**Assignment**
Reproduce every entry word for word. Drop all pictures from the copy.

**Supplied material**
"""
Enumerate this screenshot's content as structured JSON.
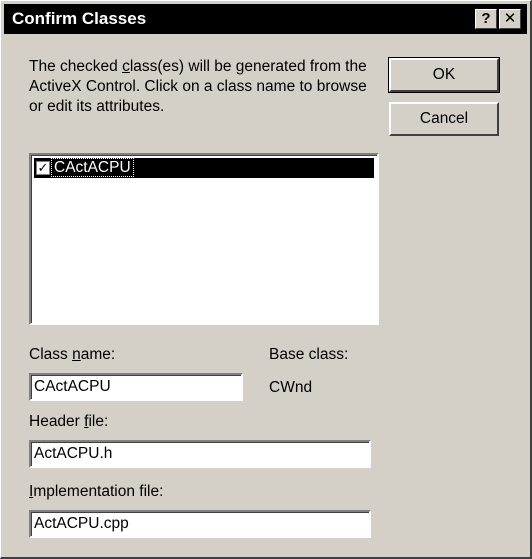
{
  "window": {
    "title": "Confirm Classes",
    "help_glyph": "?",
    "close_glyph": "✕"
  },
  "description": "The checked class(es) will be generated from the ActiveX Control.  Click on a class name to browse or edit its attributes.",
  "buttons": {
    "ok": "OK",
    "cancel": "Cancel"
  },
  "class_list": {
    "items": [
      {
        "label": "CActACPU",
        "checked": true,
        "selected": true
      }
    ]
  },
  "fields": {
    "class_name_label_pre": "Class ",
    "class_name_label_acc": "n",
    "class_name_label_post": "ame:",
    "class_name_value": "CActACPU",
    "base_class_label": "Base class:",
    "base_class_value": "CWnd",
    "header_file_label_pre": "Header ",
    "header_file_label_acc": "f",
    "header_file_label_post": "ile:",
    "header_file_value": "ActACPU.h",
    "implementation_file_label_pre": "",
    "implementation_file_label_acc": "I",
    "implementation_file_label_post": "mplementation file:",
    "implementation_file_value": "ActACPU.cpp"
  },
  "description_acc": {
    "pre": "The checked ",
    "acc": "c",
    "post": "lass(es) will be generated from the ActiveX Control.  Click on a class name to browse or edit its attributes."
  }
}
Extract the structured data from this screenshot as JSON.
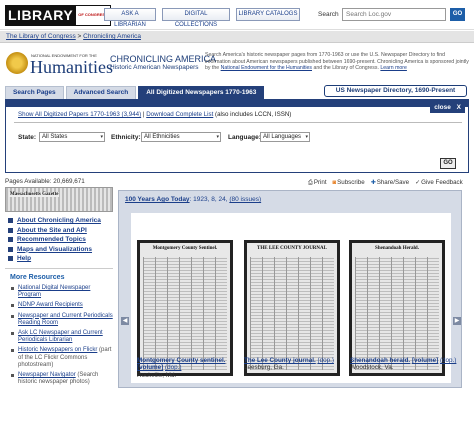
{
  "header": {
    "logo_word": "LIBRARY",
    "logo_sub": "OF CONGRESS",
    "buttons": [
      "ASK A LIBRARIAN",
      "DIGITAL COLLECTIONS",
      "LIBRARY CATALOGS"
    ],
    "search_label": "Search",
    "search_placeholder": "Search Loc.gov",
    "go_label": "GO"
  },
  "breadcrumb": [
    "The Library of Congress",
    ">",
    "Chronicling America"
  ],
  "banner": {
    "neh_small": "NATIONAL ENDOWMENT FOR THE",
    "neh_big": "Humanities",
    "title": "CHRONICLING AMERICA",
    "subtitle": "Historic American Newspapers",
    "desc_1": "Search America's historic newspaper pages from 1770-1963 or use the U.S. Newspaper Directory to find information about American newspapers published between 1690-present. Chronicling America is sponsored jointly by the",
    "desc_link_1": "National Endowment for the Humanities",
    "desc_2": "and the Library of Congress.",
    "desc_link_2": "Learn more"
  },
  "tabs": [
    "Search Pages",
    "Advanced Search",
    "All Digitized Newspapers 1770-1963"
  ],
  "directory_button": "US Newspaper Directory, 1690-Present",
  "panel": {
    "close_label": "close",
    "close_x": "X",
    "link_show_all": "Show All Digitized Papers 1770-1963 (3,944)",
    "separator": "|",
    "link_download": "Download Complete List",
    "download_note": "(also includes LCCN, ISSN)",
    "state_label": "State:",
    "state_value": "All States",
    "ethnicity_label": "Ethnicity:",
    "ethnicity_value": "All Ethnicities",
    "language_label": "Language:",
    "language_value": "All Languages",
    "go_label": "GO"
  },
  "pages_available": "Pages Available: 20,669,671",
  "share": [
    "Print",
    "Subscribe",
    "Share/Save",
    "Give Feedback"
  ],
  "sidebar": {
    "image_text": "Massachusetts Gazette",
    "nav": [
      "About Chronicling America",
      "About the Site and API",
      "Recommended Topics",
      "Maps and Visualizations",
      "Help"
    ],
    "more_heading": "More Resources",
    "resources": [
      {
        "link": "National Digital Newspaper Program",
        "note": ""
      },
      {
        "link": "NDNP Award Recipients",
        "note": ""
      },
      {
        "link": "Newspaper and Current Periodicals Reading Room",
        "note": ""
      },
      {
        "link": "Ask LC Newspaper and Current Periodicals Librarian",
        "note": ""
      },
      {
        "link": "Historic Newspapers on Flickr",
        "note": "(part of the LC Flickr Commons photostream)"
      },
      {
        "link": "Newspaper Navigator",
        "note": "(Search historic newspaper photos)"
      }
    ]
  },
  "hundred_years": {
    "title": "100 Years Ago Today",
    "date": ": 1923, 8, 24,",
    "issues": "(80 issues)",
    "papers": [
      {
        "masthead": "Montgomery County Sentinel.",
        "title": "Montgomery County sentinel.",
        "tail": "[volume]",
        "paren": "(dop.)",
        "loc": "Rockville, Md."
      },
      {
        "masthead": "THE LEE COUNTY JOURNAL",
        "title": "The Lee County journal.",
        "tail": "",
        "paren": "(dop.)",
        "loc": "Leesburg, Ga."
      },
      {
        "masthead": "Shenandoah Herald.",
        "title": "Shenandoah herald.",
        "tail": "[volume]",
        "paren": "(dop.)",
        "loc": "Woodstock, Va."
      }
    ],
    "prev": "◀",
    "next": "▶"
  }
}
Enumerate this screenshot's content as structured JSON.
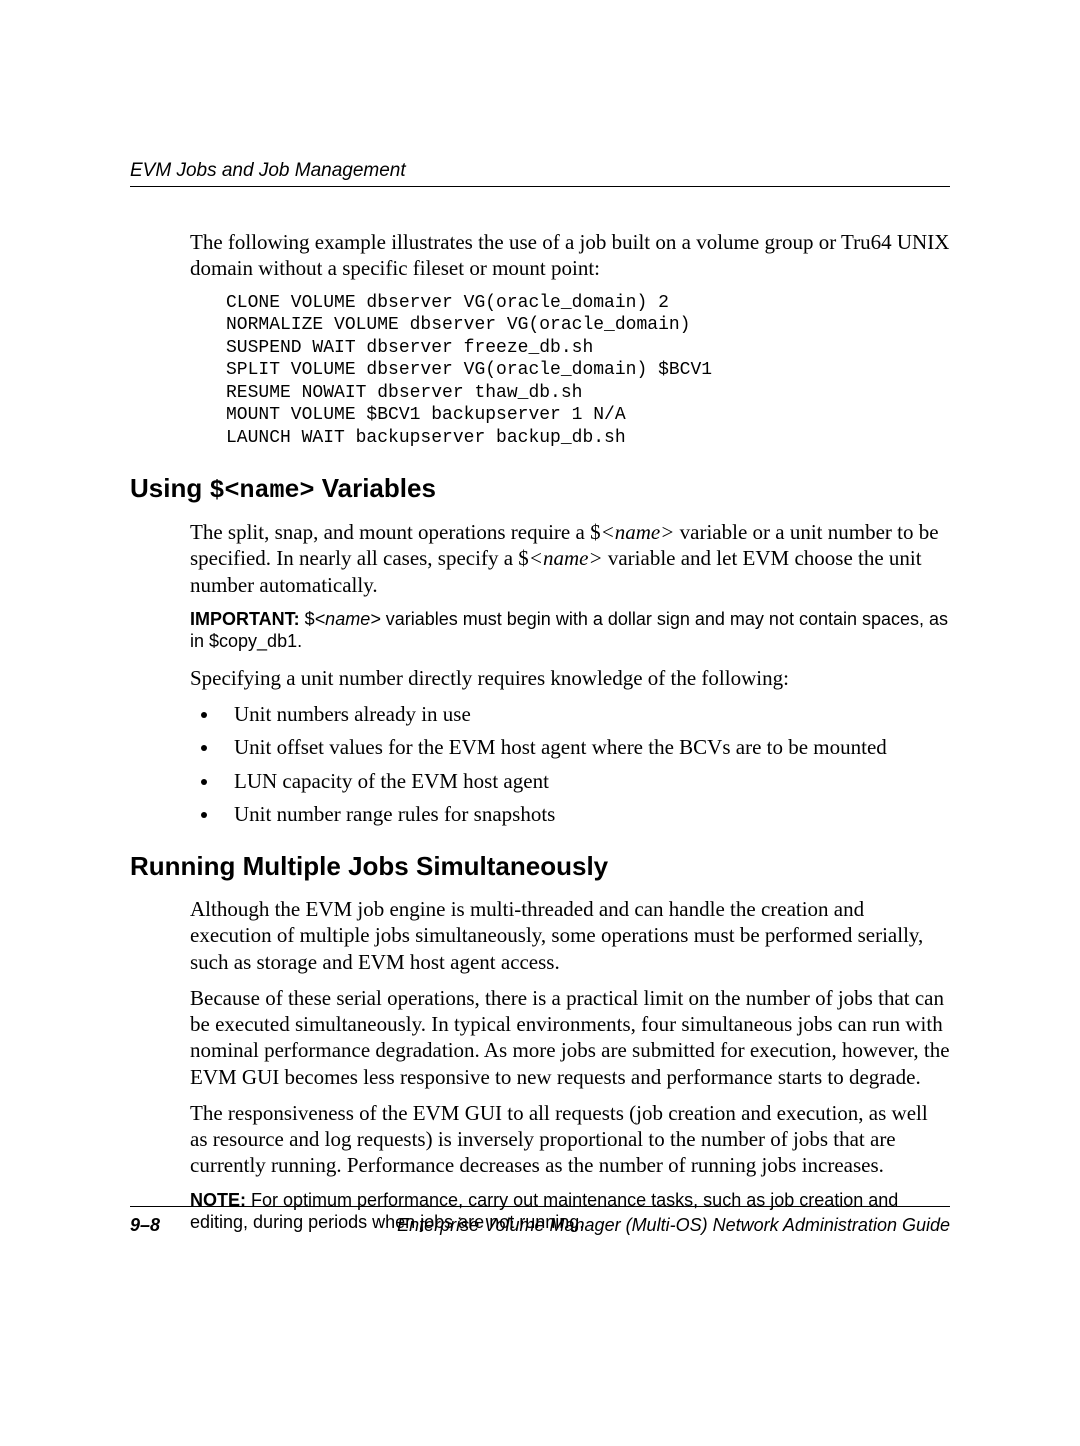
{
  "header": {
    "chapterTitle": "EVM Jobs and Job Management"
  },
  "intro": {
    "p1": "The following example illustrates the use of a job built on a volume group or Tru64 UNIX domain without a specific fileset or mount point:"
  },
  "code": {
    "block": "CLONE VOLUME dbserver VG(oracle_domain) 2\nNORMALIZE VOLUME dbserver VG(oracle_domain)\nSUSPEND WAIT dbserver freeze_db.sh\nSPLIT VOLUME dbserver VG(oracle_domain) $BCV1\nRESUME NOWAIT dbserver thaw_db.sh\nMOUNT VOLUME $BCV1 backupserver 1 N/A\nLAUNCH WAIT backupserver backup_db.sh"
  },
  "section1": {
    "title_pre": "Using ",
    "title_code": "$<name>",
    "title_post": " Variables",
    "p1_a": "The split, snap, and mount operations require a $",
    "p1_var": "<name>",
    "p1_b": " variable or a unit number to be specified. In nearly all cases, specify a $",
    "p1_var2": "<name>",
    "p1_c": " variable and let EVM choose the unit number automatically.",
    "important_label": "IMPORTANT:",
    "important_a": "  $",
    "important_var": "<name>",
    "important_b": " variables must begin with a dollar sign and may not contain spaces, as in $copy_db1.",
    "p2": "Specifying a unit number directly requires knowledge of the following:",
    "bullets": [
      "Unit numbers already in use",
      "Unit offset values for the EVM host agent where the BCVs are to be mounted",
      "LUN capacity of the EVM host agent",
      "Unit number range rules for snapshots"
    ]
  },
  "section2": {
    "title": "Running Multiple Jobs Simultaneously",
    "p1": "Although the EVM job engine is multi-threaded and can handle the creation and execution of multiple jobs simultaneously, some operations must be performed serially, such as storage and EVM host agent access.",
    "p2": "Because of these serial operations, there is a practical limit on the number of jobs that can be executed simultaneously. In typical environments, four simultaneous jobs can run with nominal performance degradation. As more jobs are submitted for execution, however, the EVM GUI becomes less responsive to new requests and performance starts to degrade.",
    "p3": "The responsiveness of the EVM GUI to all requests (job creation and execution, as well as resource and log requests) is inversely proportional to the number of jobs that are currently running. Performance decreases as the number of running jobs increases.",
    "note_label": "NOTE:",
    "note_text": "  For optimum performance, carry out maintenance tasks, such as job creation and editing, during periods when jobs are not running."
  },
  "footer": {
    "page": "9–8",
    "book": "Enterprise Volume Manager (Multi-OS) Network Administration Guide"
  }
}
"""
**Problem solution**
Enumerate this screenshot's content as structured JSON.
{
  "window": {
    "title": "Confirm Classes",
    "help_glyph": "?",
    "close_glyph": "✕"
  },
  "description": "The checked class(es) will be generated from the ActiveX Control.  Click on a class name to browse or edit its attributes.",
  "buttons": {
    "ok": "OK",
    "cancel": "Cancel"
  },
  "class_list": {
    "items": [
      {
        "label": "CActACPU",
        "checked": true,
        "selected": true
      }
    ]
  },
  "fields": {
    "class_name_label_pre": "Class ",
    "class_name_label_acc": "n",
    "class_name_label_post": "ame:",
    "class_name_value": "CActACPU",
    "base_class_label": "Base class:",
    "base_class_value": "CWnd",
    "header_file_label_pre": "Header ",
    "header_file_label_acc": "f",
    "header_file_label_post": "ile:",
    "header_file_value": "ActACPU.h",
    "implementation_file_label_pre": "",
    "implementation_file_label_acc": "I",
    "implementation_file_label_post": "mplementation file:",
    "implementation_file_value": "ActACPU.cpp"
  },
  "description_acc": {
    "pre": "The checked ",
    "acc": "c",
    "post": "lass(es) will be generated from the ActiveX Control.  Click on a class name to browse or edit its attributes."
  }
}
Extract the structured data from this screenshot as JSON.
{
  "header": {
    "logo_word": "LIBRARY",
    "logo_sub": "OF CONGRESS",
    "buttons": [
      "ASK A LIBRARIAN",
      "DIGITAL COLLECTIONS",
      "LIBRARY CATALOGS"
    ],
    "search_label": "Search",
    "search_placeholder": "Search Loc.gov",
    "go_label": "GO"
  },
  "breadcrumb": [
    "The Library of Congress",
    ">",
    "Chronicling America"
  ],
  "banner": {
    "neh_small": "NATIONAL ENDOWMENT FOR THE",
    "neh_big": "Humanities",
    "title": "CHRONICLING AMERICA",
    "subtitle": "Historic American Newspapers",
    "desc_1": "Search America's historic newspaper pages from 1770-1963 or use the U.S. Newspaper Directory to find information about American newspapers published between 1690-present. Chronicling America is sponsored jointly by the",
    "desc_link_1": "National Endowment for the Humanities",
    "desc_2": "and the Library of Congress.",
    "desc_link_2": "Learn more"
  },
  "tabs": [
    "Search Pages",
    "Advanced Search",
    "All Digitized Newspapers 1770-1963"
  ],
  "directory_button": "US Newspaper Directory, 1690-Present",
  "panel": {
    "close_label": "close",
    "close_x": "X",
    "link_show_all": "Show All Digitized Papers 1770-1963 (3,944)",
    "separator": "|",
    "link_download": "Download Complete List",
    "download_note": "(also includes LCCN, ISSN)",
    "state_label": "State:",
    "state_value": "All States",
    "ethnicity_label": "Ethnicity:",
    "ethnicity_value": "All Ethnicities",
    "language_label": "Language:",
    "language_value": "All Languages",
    "go_label": "GO"
  },
  "pages_available": "Pages Available: 20,669,671",
  "share": [
    "Print",
    "Subscribe",
    "Share/Save",
    "Give Feedback"
  ],
  "sidebar": {
    "image_text": "Massachusetts Gazette",
    "nav": [
      "About Chronicling America",
      "About the Site and API",
      "Recommended Topics",
      "Maps and Visualizations",
      "Help"
    ],
    "more_heading": "More Resources",
    "resources": [
      {
        "link": "National Digital Newspaper Program",
        "note": ""
      },
      {
        "link": "NDNP Award Recipients",
        "note": ""
      },
      {
        "link": "Newspaper and Current Periodicals Reading Room",
        "note": ""
      },
      {
        "link": "Ask LC Newspaper and Current Periodicals Librarian",
        "note": ""
      },
      {
        "link": "Historic Newspapers on Flickr",
        "note": "(part of the LC Flickr Commons photostream)"
      },
      {
        "link": "Newspaper Navigator",
        "note": "(Search historic newspaper photos)"
      }
    ]
  },
  "hundred_years": {
    "title": "100 Years Ago Today",
    "date": ": 1923, 8, 24,",
    "issues": "(80 issues)",
    "papers": [
      {
        "masthead": "Montgomery County Sentinel.",
        "title": "Montgomery County sentinel.",
        "tail": "[volume]",
        "paren": "(dop.)",
        "loc": "Rockville, Md."
      },
      {
        "masthead": "THE LEE COUNTY JOURNAL",
        "title": "The Lee County journal.",
        "tail": "",
        "paren": "(dop.)",
        "loc": "Leesburg, Ga."
      },
      {
        "masthead": "Shenandoah Herald.",
        "title": "Shenandoah herald.",
        "tail": "[volume]",
        "paren": "(dop.)",
        "loc": "Woodstock, Va."
      }
    ],
    "prev": "◀",
    "next": "▶"
  }
}
Enumerate this screenshot's content as structured JSON.
{
  "header": {
    "chapterTitle": "EVM Jobs and Job Management"
  },
  "intro": {
    "p1": "The following example illustrates the use of a job built on a volume group or Tru64 UNIX domain without a specific fileset or mount point:"
  },
  "code": {
    "block": "CLONE VOLUME dbserver VG(oracle_domain) 2\nNORMALIZE VOLUME dbserver VG(oracle_domain)\nSUSPEND WAIT dbserver freeze_db.sh\nSPLIT VOLUME dbserver VG(oracle_domain) $BCV1\nRESUME NOWAIT dbserver thaw_db.sh\nMOUNT VOLUME $BCV1 backupserver 1 N/A\nLAUNCH WAIT backupserver backup_db.sh"
  },
  "section1": {
    "title_pre": "Using ",
    "title_code": "$<name>",
    "title_post": " Variables",
    "p1_a": "The split, snap, and mount operations require a $",
    "p1_var": "<name>",
    "p1_b": " variable or a unit number to be specified. In nearly all cases, specify a $",
    "p1_var2": "<name>",
    "p1_c": " variable and let EVM choose the unit number automatically.",
    "important_label": "IMPORTANT:",
    "important_a": "  $",
    "important_var": "<name>",
    "important_b": " variables must begin with a dollar sign and may not contain spaces, as in $copy_db1.",
    "p2": "Specifying a unit number directly requires knowledge of the following:",
    "bullets": [
      "Unit numbers already in use",
      "Unit offset values for the EVM host agent where the BCVs are to be mounted",
      "LUN capacity of the EVM host agent",
      "Unit number range rules for snapshots"
    ]
  },
  "section2": {
    "title": "Running Multiple Jobs Simultaneously",
    "p1": "Although the EVM job engine is multi-threaded and can handle the creation and execution of multiple jobs simultaneously, some operations must be performed serially, such as storage and EVM host agent access.",
    "p2": "Because of these serial operations, there is a practical limit on the number of jobs that can be executed simultaneously. In typical environments, four simultaneous jobs can run with nominal performance degradation. As more jobs are submitted for execution, however, the EVM GUI becomes less responsive to new requests and performance starts to degrade.",
    "p3": "The responsiveness of the EVM GUI to all requests (job creation and execution, as well as resource and log requests) is inversely proportional to the number of jobs that are currently running. Performance decreases as the number of running jobs increases.",
    "note_label": "NOTE:",
    "note_text": "  For optimum performance, carry out maintenance tasks, such as job creation and editing, during periods when jobs are not running."
  },
  "footer": {
    "page": "9–8",
    "book": "Enterprise Volume Manager (Multi-OS) Network Administration Guide"
  }
}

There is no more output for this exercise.